To be eligible for an SSI payment in any given month (that is, have eligibility status), an individual must meet certain criteria. Some of the criteria require that the individual be aged, blind, or disabled and have income and resources below a certain level. A person becomes ineligible for payment for any month in which the criteria are not met. It is important to note that an individual’s substance abuse history will be considered when determining their eligibility for disability benefits. In most cases, disability benefits are not provided for substance abuse alone but rather for the resulting health condition that causes disability.

Addiction & the ADA

Finally, the gender composition changed slightly during the follow-up study period. In June 1996, 67.1 percent of DA&A beneficiaries receiving SSI payments were male and 32.9 percent were female. Of the beneficiaries who were still eligible in December 1998, 64 percent were male and 36 percent were female. SSA records indicate that over half of the total DA&A population were addicted to alcohol only, 16 percent were addicted to drugs only, and 27 percent were addicted to both.

On the other hand, if you apply for disability benefits based on a qualifying condition and you are denied benefits because of your Drug Addiction, you may want to appeal the decision if your Drug Addiction has no impact on your disability. At the time SSA sent notification of eligibility termination to the former DA&A beneficiaries, the majority were receiving SSI payments. Although some of the results in this note include individuals who were not receiving SSI payments, the primary focus here is the 1996 legislation and how it affected SSI beneficiaries. Over the years, SSA has changed how they consider substance use, referred to as “drug addiction and alcoholism (DAA)”. Prior to August 22, 1996, some people with disabilities whose alcohol or drug use contributed to their illness(es)/condition(s) were able to receive benefits.

Can Substance Abuse Impact Disability Benefits?
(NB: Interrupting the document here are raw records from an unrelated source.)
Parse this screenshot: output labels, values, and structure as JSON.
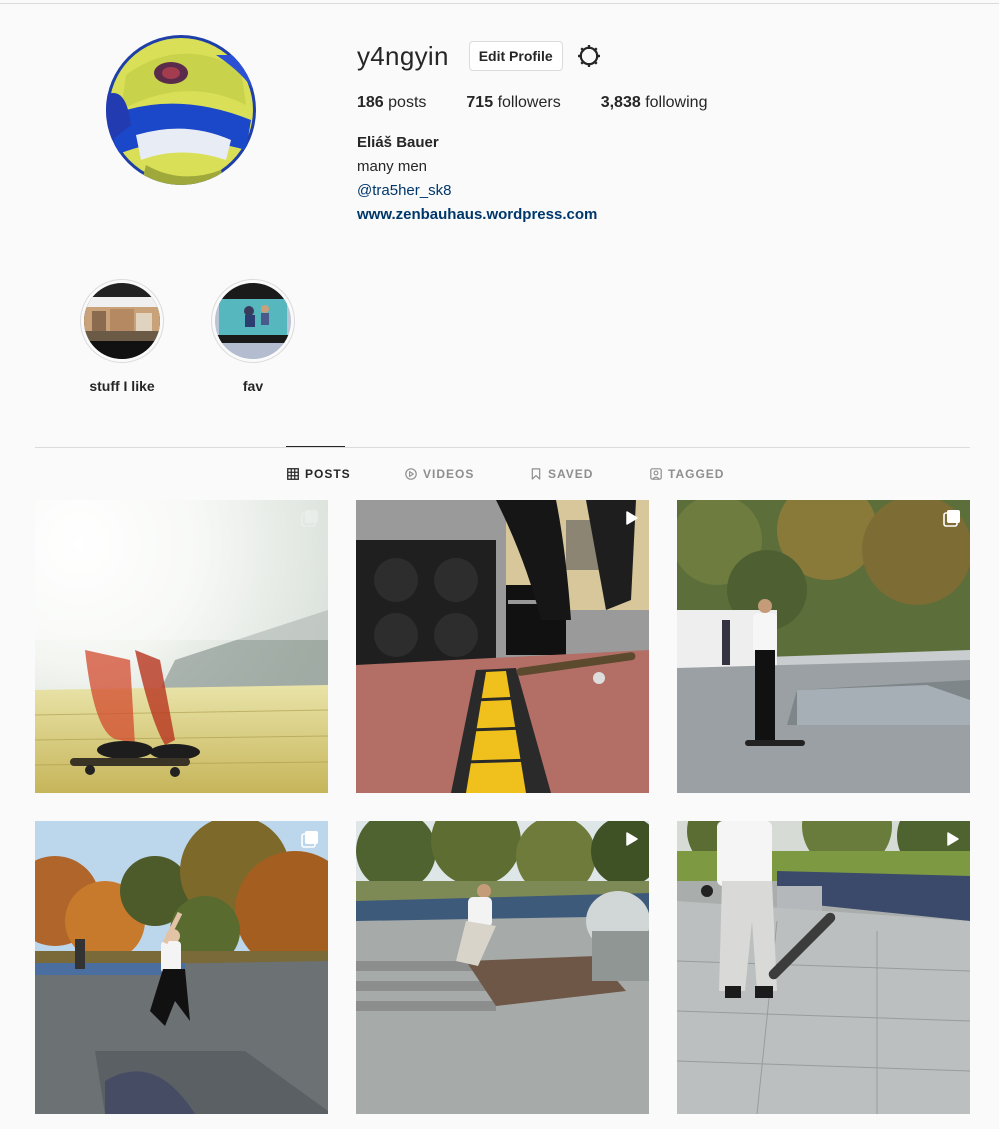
{
  "profile": {
    "username": "y4ngyin",
    "edit_label": "Edit Profile",
    "posts_count": "186",
    "posts_label": "posts",
    "followers_count": "715",
    "followers_label": "followers",
    "following_count": "3,838",
    "following_label": "following",
    "full_name": "Eliáš Bauer",
    "bio": "many men",
    "mention": "@tra5her_sk8",
    "website": "www.zenbauhaus.wordpress.com"
  },
  "highlights": [
    {
      "label": "stuff I like"
    },
    {
      "label": "fav"
    }
  ],
  "tabs": [
    {
      "label": "POSTS",
      "icon": "grid-icon",
      "active": true
    },
    {
      "label": "VIDEOS",
      "icon": "play-circle-icon",
      "active": false
    },
    {
      "label": "SAVED",
      "icon": "bookmark-icon",
      "active": false
    },
    {
      "label": "TAGGED",
      "icon": "tag-user-icon",
      "active": false
    }
  ],
  "posts": [
    {
      "type": "carousel"
    },
    {
      "type": "video"
    },
    {
      "type": "carousel"
    },
    {
      "type": "carousel"
    },
    {
      "type": "video"
    },
    {
      "type": "video"
    }
  ],
  "colors": {
    "text": "#262626",
    "muted": "#8e8e8e",
    "link": "#00376b",
    "border": "#dbdbdb",
    "background": "#fafafa"
  }
}
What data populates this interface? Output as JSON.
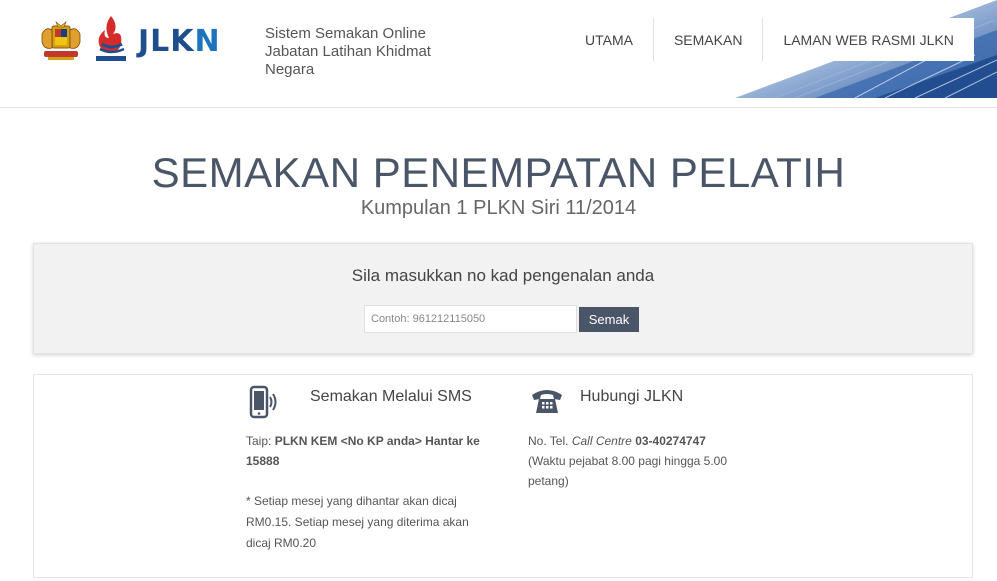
{
  "header": {
    "logo_text_a": "JLK",
    "logo_text_b": "N",
    "site_title": "Sistem Semakan Online Jabatan Latihan Khidmat Negara",
    "nav": [
      {
        "label": "UTAMA"
      },
      {
        "label": "SEMAKAN"
      },
      {
        "label": "LAMAN WEB RASMI JLKN"
      }
    ]
  },
  "main": {
    "title": "SEMAKAN PENEMPATAN PELATIH",
    "subtitle": "Kumpulan 1 PLKN Siri 11/2014"
  },
  "search": {
    "prompt": "Sila masukkan no kad pengenalan anda",
    "placeholder": "Contoh: 961212115050",
    "button_label": "Semak"
  },
  "info": {
    "sms": {
      "icon": "mobile-phone-icon",
      "heading": "Semakan Melalui SMS",
      "text_prefix": "Taip: ",
      "text_bold": "PLKN KEM <No KP anda> Hantar ke 15888",
      "note": "* Setiap mesej yang dihantar akan dicaj RM0.15. Setiap mesej yang diterima akan dicaj RM0.20"
    },
    "contact": {
      "icon": "telephone-icon",
      "heading": "Hubungi JLKN",
      "tel_prefix": "No. Tel. ",
      "tel_italic": "Call Centre",
      "tel_number": "03-40274747",
      "hours": "(Waktu pejabat 8.00 pagi hingga 5.00 petang)"
    }
  },
  "colors": {
    "accent": "#4a5568",
    "logo_blue": "#1f4e8e"
  }
}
If you are filing for disability benefits due to a drug addiction or have already been denied, you may want to hire a Social Security Disability attorney to represent you in your disability claim. Hiring a disability lawyer will increase your chances of filing a successful disability claim. Sometimes drug use is an indication of an underlying condition and many of the people who suffer from mental illness try to self medicate with prescription medications and illegal drugs. This is very common for people who suffer from depression, bipolar disorder and other mood disorder conditions. Beneficiaries who spent the most time on the SSI rolls (9 years or more) were not as likely as those who spent 5 years or less on the rolls to lose payment status after the DA&A legislation (Table 5). A negligible number (0.5 percent) of individuals who lost payment status were on the SSI rolls for 15 years or more, compared with approximately 43 percent who were on the rolls for 2 years or less and 41 percent between 3 and 5 years.

Filing for Social Security Disability with Drug Addiction

Drug Addiction is usually chronic and the danger of relapse is high without ongoing medical and psychological support. How substance use is considered in the disability determination process has changed substantially over the years. This article dispels several widely-held myths about how DDS views substance use (such as you have to be clean and sober to get benefits), and its impact on the application process.

Although blood tests will show how much of a drug is in your system, it will not reveal addiction. SAMHSA’s mission is to reduce the impact of substance abuse and mental illness of America’s communities. This means that employers must provide a safe, non-discriminatory environment for individuals recovering from drug addiction and must make reasonable efforts to accommodate their needs. For example, an addiction to caffeine or nicotine won’t likely result in a breakdown of relationships or an inability to maintain employment. An addiction to heavy narcotics, on the other hand, can be very devastating to one’s lifestyle. In some cases, a Drug Addiction can result in the inability to sustain substantial gainful employment and addicts find it increasingly difficult to keep a job.